Finally, we’re onto the third thing I wanted to cover today:
How Many Days of Financial Freedom Have You Accrued?
The idea for this article comes from two diametrically opposed personal finance forces. One is a force for good and the other is a force for evil. Yesterday, the good witch of the south, Our Next Life, wrote about how you should measure your spending in days of retirement. Years ago, the wicked witch of the west, Robert Kiyosaki** wrote about financial freedom as how long you can live on your savings. I’m going to end the metaphor now, because I don’t want to get sidetracked by Idina Menzel, Kristin Chenoweth, and Joel Grey #MyWifeTheBroadwayFan.
I believe Kiyosaki covered this exact topic in Rich Dad, Poor Dad. It has been 12 years since I’ve read the book, so my mind may be Sam Beckett swiss cheese. So while Ms. Our Next Life, can help with your spending, Kiyosaki’s concept can work to calculate how financially free you are… at least in theory.
Both of these concepts require knowing one simply thing, how much money you need to retire for one day. For many people, it’s as simple as dividing what they spend in a year and dividing by 365. Or you can use your monthly necessary expenses and divide by 30 (while recognizing that’s the bare minimum and that you will need more money to retire). For me, it’s a little more complicated since our current expenses include child care for two, an online MBA program, and a mortgage. In retirement, we won’t have any of these. I found it easier to calculate our expenses over the next 45 years and create an average year.
Using that, our necessary expenses are around $25,000 on average. If I add $11,500 to account for extra expenses, that’s $36,500 a year. Conveniently (due to that arbritary amount I added) that’s around $100 a day.

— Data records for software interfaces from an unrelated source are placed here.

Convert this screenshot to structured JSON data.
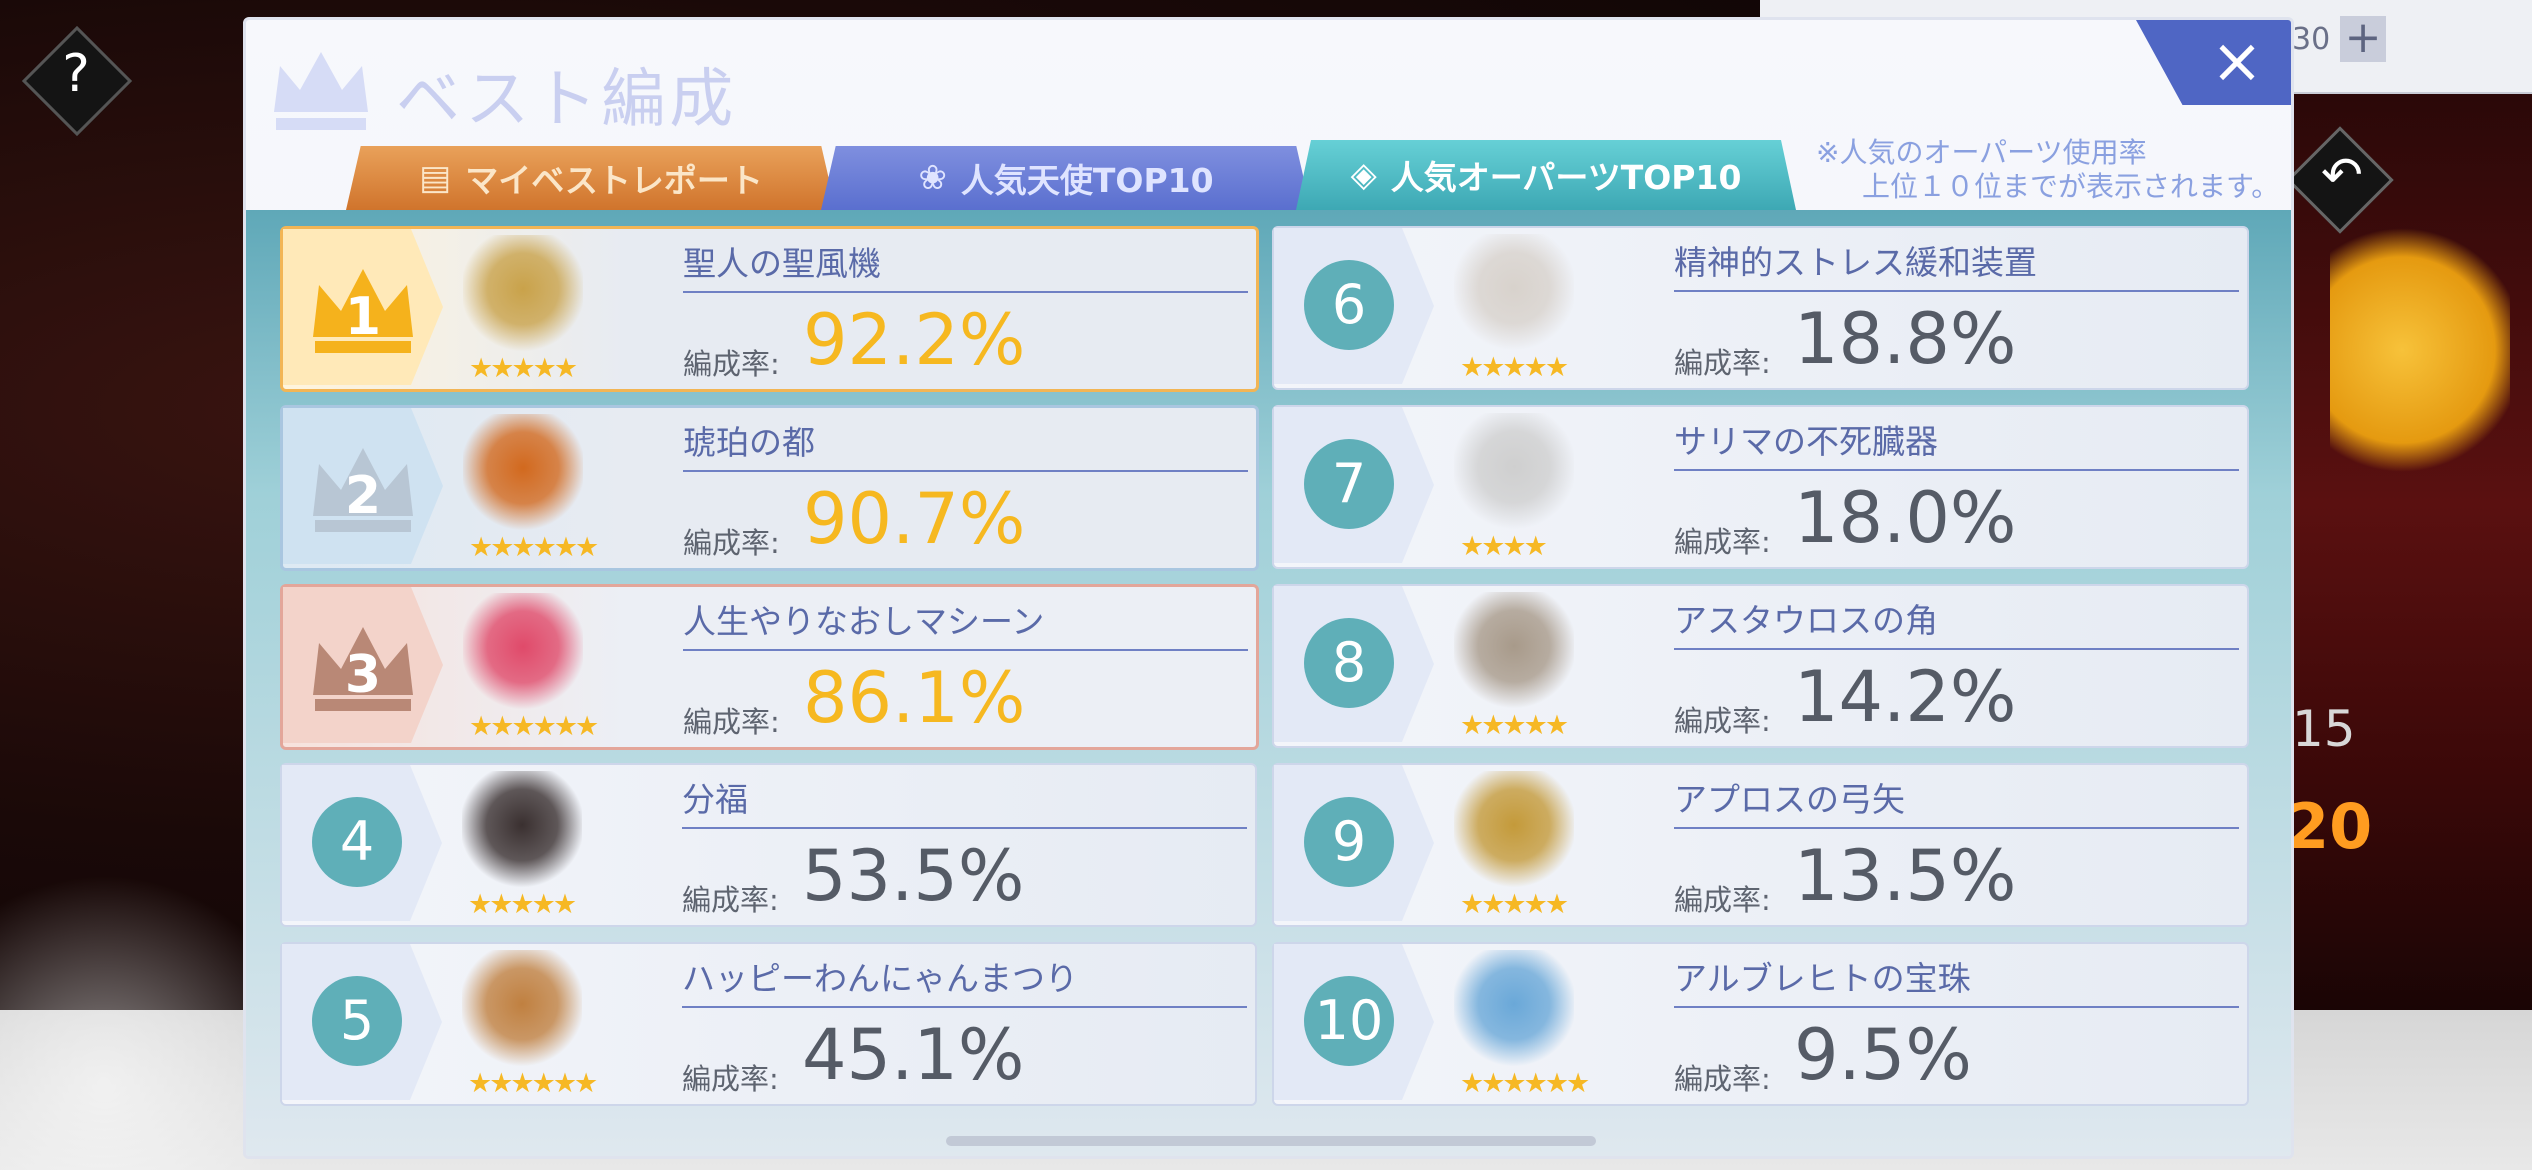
{
  "header": {
    "title": "ベスト編成",
    "close_label": "×"
  },
  "tabs": [
    {
      "label": "マイベストレポート",
      "icon": "report-icon",
      "active": false
    },
    {
      "label": "人気天使TOP10",
      "icon": "angel-icon",
      "active": false
    },
    {
      "label": "人気オーパーツTOP10",
      "icon": "gem-icon",
      "active": true
    }
  ],
  "note": [
    "※人気のオーパーツ使用率",
    "上位１０位までが表示されます。"
  ],
  "rate_label": "編成率:",
  "items": [
    {
      "rank": "1",
      "name": "聖人の聖風機",
      "rate": "92.2%",
      "stars": "★★★★★",
      "star_count": 5
    },
    {
      "rank": "2",
      "name": "琥珀の都",
      "rate": "90.7%",
      "stars": "★★★★★★",
      "star_count": 6
    },
    {
      "rank": "3",
      "name": "人生やりなおしマシーン",
      "rate": "86.1%",
      "stars": "★★★★★★",
      "star_count": 6
    },
    {
      "rank": "4",
      "name": "分福",
      "rate": "53.5%",
      "stars": "★★★★★",
      "star_count": 5
    },
    {
      "rank": "5",
      "name": "ハッピーわんにゃんまつり",
      "rate": "45.1%",
      "stars": "★★★★★★",
      "star_count": 6
    },
    {
      "rank": "6",
      "name": "精神的ストレス緩和装置",
      "rate": "18.8%",
      "stars": "★★★★★",
      "star_count": 5
    },
    {
      "rank": "7",
      "name": "サリマの不死臓器",
      "rate": "18.0%",
      "stars": "★★★★",
      "star_count": 4
    },
    {
      "rank": "8",
      "name": "アスタウロスの角",
      "rate": "14.2%",
      "stars": "★★★★★",
      "star_count": 5
    },
    {
      "rank": "9",
      "name": "アプロスの弓矢",
      "rate": "13.5%",
      "stars": "★★★★★",
      "star_count": 5
    },
    {
      "rank": "10",
      "name": "アルブレヒトの宝珠",
      "rate": "9.5%",
      "stars": "★★★★★★",
      "star_count": 6
    }
  ],
  "background": {
    "top_value": "30",
    "side_values": [
      "15",
      "20"
    ]
  },
  "colors": {
    "accent_blue": "#4f66c4",
    "teal": "#5fafb8",
    "gold_rate": "#f6b820"
  }
}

Now comes the hard part… implementing the idea behind Kiyosaki’s theory. After about 3 minutes of trying to apply that to my own financial life, I gave up. While I could do a calculation with my retirement accounts, it got difficult because of penalties and pre-tax vs. post-tax considerations. At least, it’s easy to see there’s a real number there. What’s a little more difficult is calculating the value of the real estate. It earns nothing now, but in 10 years when the mortgage is paid off it should make around $36,000 a year.
Related to the real estate income, it’s worth noting the value of any recurring income you may have from a passive (or passive-ish) business. If I can write an electronic book and sell 10 copies a day at $10, that’s my $100. (Okay, we’ll need to sell more taxes and such, but that’s still not bad.) The difficulty with that particular plan is that the book market is over-saturated.
At the end of the day, I’m more focused on this kind of cash flow than having a huge egg and drawing it down. When you are pulling money out to live on, you have what we used to call a burn-rate during the dot-com bust in 2001. I’d rather be self-sustaining.
I want to hear your thoughts on this. My income and retirement plan is very different from the norm. Perhaps you have a more traditional one that would make it easier to figure out how many days of financial freedom you have accrued. Let’s hope that decades is a better measuring stick ;-).
* You can take the boy out of Brandeis, but you can’t take the Brandeis out of the boy.
** Kiyosaki earns the title for the reasons in the article I linked to.